Caro Emerald, with her retro-swing offerings, has provided quite a few tracks that are different.  On a night like this is probably the most popular but DJs also give spins to Tangled up the Tango-inspired ditty and the comical Coming back as a man.

10: Hero (Metro Mix) – Enrique Iglesias (2001)

I’ll finish this listing with what I consider is a real belter and one that’s sure to set the floor on fire if placed after a run of tracks where the DJ is slowly building the atmosphere out on the floor.  This hi-energy track is not the original.  Iglesias’ first version of the song was as a slow ballad.  You get a hint of this when you listen to the opening few bars.  It was then remixed with a driving beat behind the emotive lyric.

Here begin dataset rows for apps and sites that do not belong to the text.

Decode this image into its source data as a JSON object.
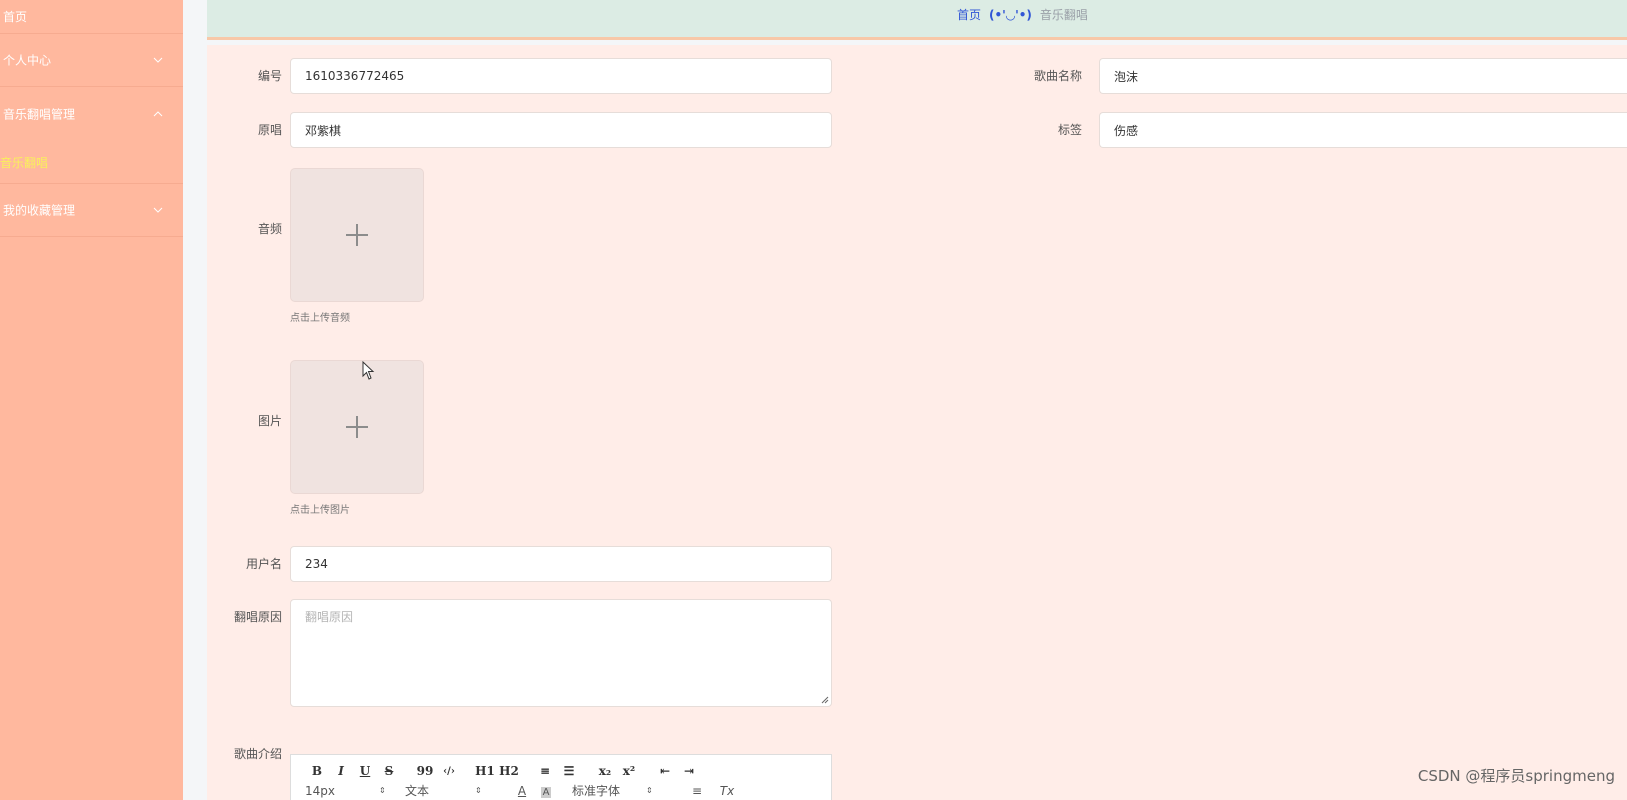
{
  "sidebar": {
    "home": "首页",
    "personal": "个人中心",
    "music_group": "音乐翻唱管理",
    "music_sub": "音乐翻唱",
    "favorites": "我的收藏管理"
  },
  "breadcrumb": {
    "home": "首页",
    "separator": "(•'◡'•)",
    "current": "音乐翻唱"
  },
  "form": {
    "id_label": "编号",
    "id_value": "1610336772465",
    "song_label": "歌曲名称",
    "song_value": "泡沫",
    "singer_label": "原唱",
    "singer_value": "邓紫棋",
    "tag_label": "标签",
    "tag_value": "伤感",
    "audio_label": "音频",
    "audio_tip": "点击上传音频",
    "image_label": "图片",
    "image_tip": "点击上传图片",
    "username_label": "用户名",
    "username_value": "234",
    "reason_label": "翻唱原因",
    "reason_placeholder": "翻唱原因",
    "intro_label": "歌曲介绍"
  },
  "editor": {
    "row1": [
      "B",
      "I",
      "U",
      "S",
      "99",
      "‹/›",
      "H1",
      "H2",
      "≡",
      "☰",
      "x₂",
      "x²",
      "⇤",
      "⇥"
    ],
    "font_size": "14px",
    "text_type": "文本",
    "font_family": "标准字体"
  },
  "watermark": "CSDN @程序员springmeng"
}
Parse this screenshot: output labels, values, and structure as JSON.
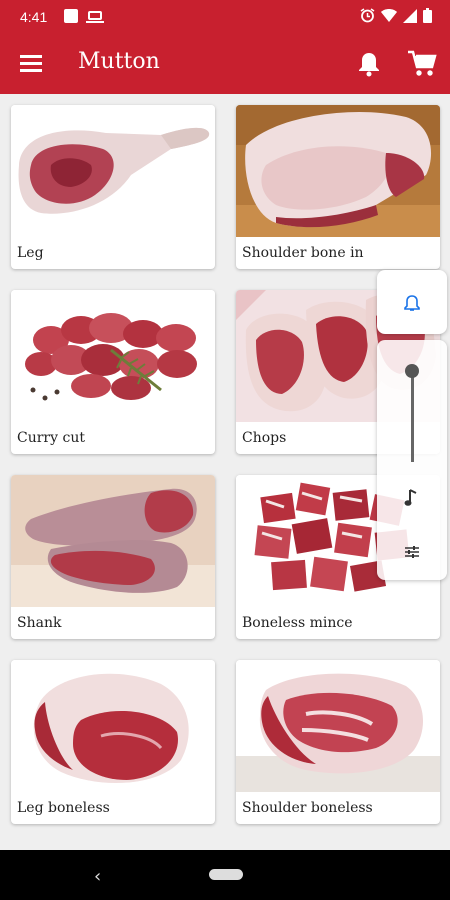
{
  "status_bar": {
    "time": "4:41"
  },
  "app_bar": {
    "title": "Mutton",
    "menu_icon": "hamburger-menu-icon",
    "notification_icon": "bell-icon",
    "cart_icon": "cart-icon"
  },
  "products": [
    {
      "name": "Leg"
    },
    {
      "name": "Shoulder bone in"
    },
    {
      "name": "Curry cut"
    },
    {
      "name": "Chops"
    },
    {
      "name": "Shank"
    },
    {
      "name": "Boneless mince"
    },
    {
      "name": "Leg boneless"
    },
    {
      "name": "Shoulder boneless"
    }
  ],
  "volume_panel": {
    "ring_icon": "bell-icon",
    "media_icon": "music-note-icon",
    "settings_icon": "equalizer-icon",
    "level": 0.9
  },
  "colors": {
    "primary": "#c8202f",
    "background": "#efefef",
    "accent": "#1a73e8"
  }
}
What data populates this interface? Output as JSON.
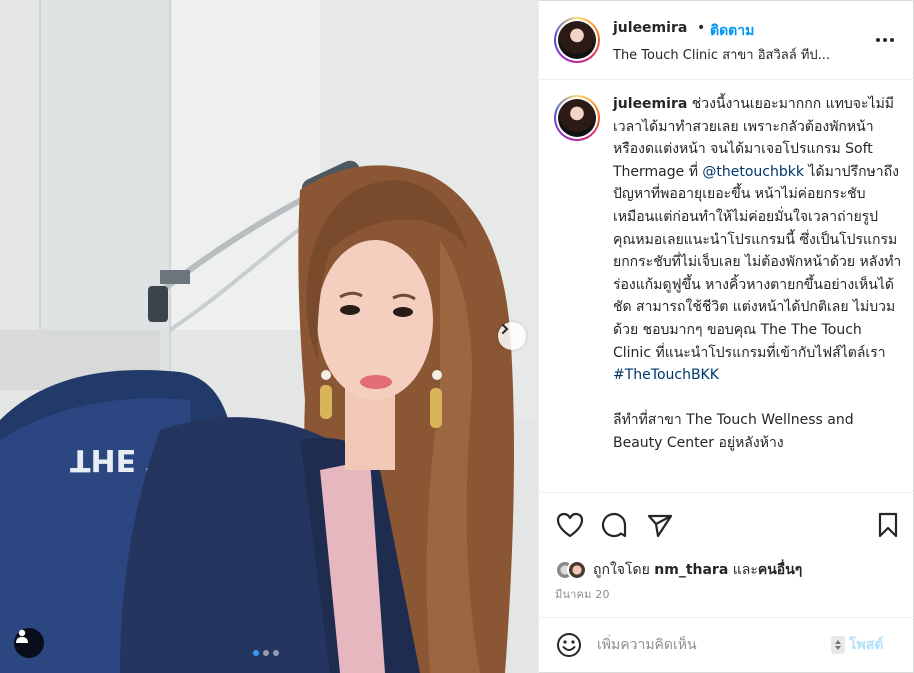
{
  "post": {
    "username": "juleemira",
    "separator": "•",
    "follow_label": "ติดตาม",
    "location": "The Touch Clinic สาขา อิสวิลล์ ทีป...",
    "caption": {
      "username": "juleemira",
      "text_1": " ช่วงนี้งานเยอะมากกก แทบจะไม่มีเวลาได้มาทำสวยเลย เพราะกลัวต้องพักหน้า หรืองดแต่งหน้า จนได้มาเจอโปรแกรม Soft Thermage ที่ ",
      "mention": "@thetouchbkk",
      "text_2": " ได้มาปรึกษาถึงปัญหาที่พออายุเยอะขึ้น หน้าไม่ค่อยกระชับเหมือนแต่ก่อนทำให้ไม่ค่อยมั่นใจเวลาถ่ายรูป คุณหมอเลยแนะนำโปรแกรมนี้ ซึ่งเป็นโปรแกรมยกกระชับที่ไม่เจ็บเลย ไม่ต้องพักหน้าด้วย หลังทำร่องแก้มดูฟูขึ้น หางคิ้วหางตายกขึ้นอย่างเห็นได้ชัด สามารถใช้ชีวิต แต่งหน้าได้ปกติเลย ไม่บวมด้วย ชอบมากๆ ขอบคุณ The The Touch Clinic ที่แนะนำโปรแกรมที่เข้ากับไฟส์ไตล์เรา ",
      "hashtag": "#TheTouchBKK",
      "text_3": "\n\nลีทำที่สาขา The Touch Wellness and Beauty Center อยู่หลังห้าง"
    },
    "liked_by_prefix": "ถูกใจโดย",
    "liked_by_user": "nm_thara",
    "liked_by_suffix": "และ",
    "liked_by_others": "คนอื่นๆ",
    "date": "มีนาคม 20",
    "comment_placeholder": "เพิ่มความคิดเห็น",
    "post_button_label": "โพสต์"
  },
  "icons": {
    "more": "more-horizontal-icon",
    "like": "heart-icon",
    "comment": "comment-icon",
    "share": "paper-plane-icon",
    "save": "bookmark-icon",
    "emoji": "emoji-icon",
    "next": "chevron-right-icon",
    "user_tag": "user-tag-icon"
  },
  "carousel": {
    "slide_count": 3,
    "active_index": 0
  },
  "colors": {
    "link": "#0095f6",
    "mention": "#00376b",
    "post_disabled": "#b2dffc",
    "carousel_active": "#3897f0"
  }
}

The result is a hi-energy track that never fails to give me a full-on dance in my best rotational style – no messing about on the slot with this track.  So good is this track that I’m sure it was picked up very quickly by DJs and twenty-one years on it still has plenty of shelf life left in it.  Yes, it’s a real belter and a great way to finish this listing.

Enjoy another dance fix with my novel

If you enjoy reading my dance blogs, I’m sure you’ll love reading my novel, Would you like to dance?.  It tells the story of how Ellie and her friends discover the joy that is partner dancing and finds the confidence to enter an amateur dance competition.  The story is full of the excitement and passion that I feel dancing and I’m sure many people will recognise themselves in the ten characters that make up Ellie’s Newbie Dance Gang.

Why not visit the website I’ve designed to support the novel.  It is packed with background information on how I came to write Ellie’s story and reviews from the people who have already enjoyed it.  You also find whole sections dedicated to the joy that is Ceroc dancing including photo galleries and videos showing the fun we all have on the dance floor.  Simply click on the image below and you’ll be taken straight there.

More posts in the Classics Collection

10 Classic Ceroc & Modern Jive Tracks Volume 1

10 Classic Ceroc & Modern Jive Tracks Volume 2

Classic Tracks Volume 3: The Thunderball Room Mix

Chillout Room Collections

Smooth Jive: Contemporary Chill-out Tracks Volume 1

Smooth Jive: Contemporary Chill-out Tracks Volume 2

Smooth Jive: Classic Chill-out Volume 1